Late last month, Johann and I closed on our very first home! Only instead of “home,” it’s also an investment property, a three-flat (three unit) building with tenants currently renting all units in a suburb of Chicago. It’s a giant white building, so to distinguish between it and the apartment where we’re living now, we call it the “White House.”

Our mortgage requires that we move into the building within sixty days and live there for a year. We already gave the first floor tenants notice to leave so we can comply with the mortgage. It was HARD! As a lawyer, I know the type of notice we should give to protect ourselves and why partial deposit refunds can create issues. As a human being, I understand it’s a difficult time of year (between Thanksgiving and Christmas) to be apartment hunting and why having some portion of a security deposit refunded could make moving out and life in general a little easier. We asked our lender to extend our move-in date by a month as an exception to avoid the holiday season and received a hard no, so I was thankful the tenant was understanding. We also compromised with the tenants to help make the move a little easier. I’ve spent a lot of years being frustrated with landlord issues, so it’s an eye-opener to be a landlord myself!

All that said, we are eager to get into the basement and first floor so we can start updates and renovations. We are fortunate Johann owns a construction company and can do a lot of the work himself or with the help of family. (I call it fortunate; he calls it good planning, haha.) Of course, unpaid work for ourselves is much slower than paid work for clients! I plan to do a Before & After series of posts, but since we can’t get into any of the units while they’re being rented, here’s a photo of us in the very, very unfinished basement:


That plant was a housewarming gift from Johann to me. Isn’t it sweet?!

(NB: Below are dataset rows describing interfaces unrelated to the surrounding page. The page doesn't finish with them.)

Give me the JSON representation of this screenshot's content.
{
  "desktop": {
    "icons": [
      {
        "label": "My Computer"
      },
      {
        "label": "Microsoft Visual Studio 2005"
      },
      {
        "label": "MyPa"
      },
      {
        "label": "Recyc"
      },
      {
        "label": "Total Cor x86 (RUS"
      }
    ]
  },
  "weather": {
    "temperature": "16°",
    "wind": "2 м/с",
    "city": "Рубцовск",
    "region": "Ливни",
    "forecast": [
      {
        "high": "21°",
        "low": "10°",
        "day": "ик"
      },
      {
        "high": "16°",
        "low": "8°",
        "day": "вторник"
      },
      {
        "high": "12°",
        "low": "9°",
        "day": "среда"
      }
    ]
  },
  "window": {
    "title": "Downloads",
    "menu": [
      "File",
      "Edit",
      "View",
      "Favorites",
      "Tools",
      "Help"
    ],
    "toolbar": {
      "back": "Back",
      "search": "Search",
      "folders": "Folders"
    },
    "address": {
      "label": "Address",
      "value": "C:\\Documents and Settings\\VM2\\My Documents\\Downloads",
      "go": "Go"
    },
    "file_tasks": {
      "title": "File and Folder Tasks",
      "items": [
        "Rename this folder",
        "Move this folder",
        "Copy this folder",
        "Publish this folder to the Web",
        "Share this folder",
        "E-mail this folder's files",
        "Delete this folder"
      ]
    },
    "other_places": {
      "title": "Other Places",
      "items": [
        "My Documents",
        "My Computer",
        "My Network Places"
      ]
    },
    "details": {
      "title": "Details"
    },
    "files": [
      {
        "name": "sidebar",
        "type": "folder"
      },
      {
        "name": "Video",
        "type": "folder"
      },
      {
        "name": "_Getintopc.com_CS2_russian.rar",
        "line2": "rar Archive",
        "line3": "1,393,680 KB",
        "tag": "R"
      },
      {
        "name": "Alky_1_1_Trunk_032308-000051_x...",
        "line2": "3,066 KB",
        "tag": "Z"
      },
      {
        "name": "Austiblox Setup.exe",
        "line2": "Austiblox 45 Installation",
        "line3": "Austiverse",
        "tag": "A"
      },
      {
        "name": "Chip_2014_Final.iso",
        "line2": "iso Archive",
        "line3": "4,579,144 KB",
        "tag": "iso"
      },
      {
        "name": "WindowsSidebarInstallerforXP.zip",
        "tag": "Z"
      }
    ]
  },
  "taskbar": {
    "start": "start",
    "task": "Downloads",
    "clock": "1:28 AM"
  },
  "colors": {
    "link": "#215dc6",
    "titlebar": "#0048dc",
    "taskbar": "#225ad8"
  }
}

Can I just say how weird it feels that our first home will only be a temporary home? And that we know it’s only temporary before we even get started? Still, it’s exciting to be making an investment in our future.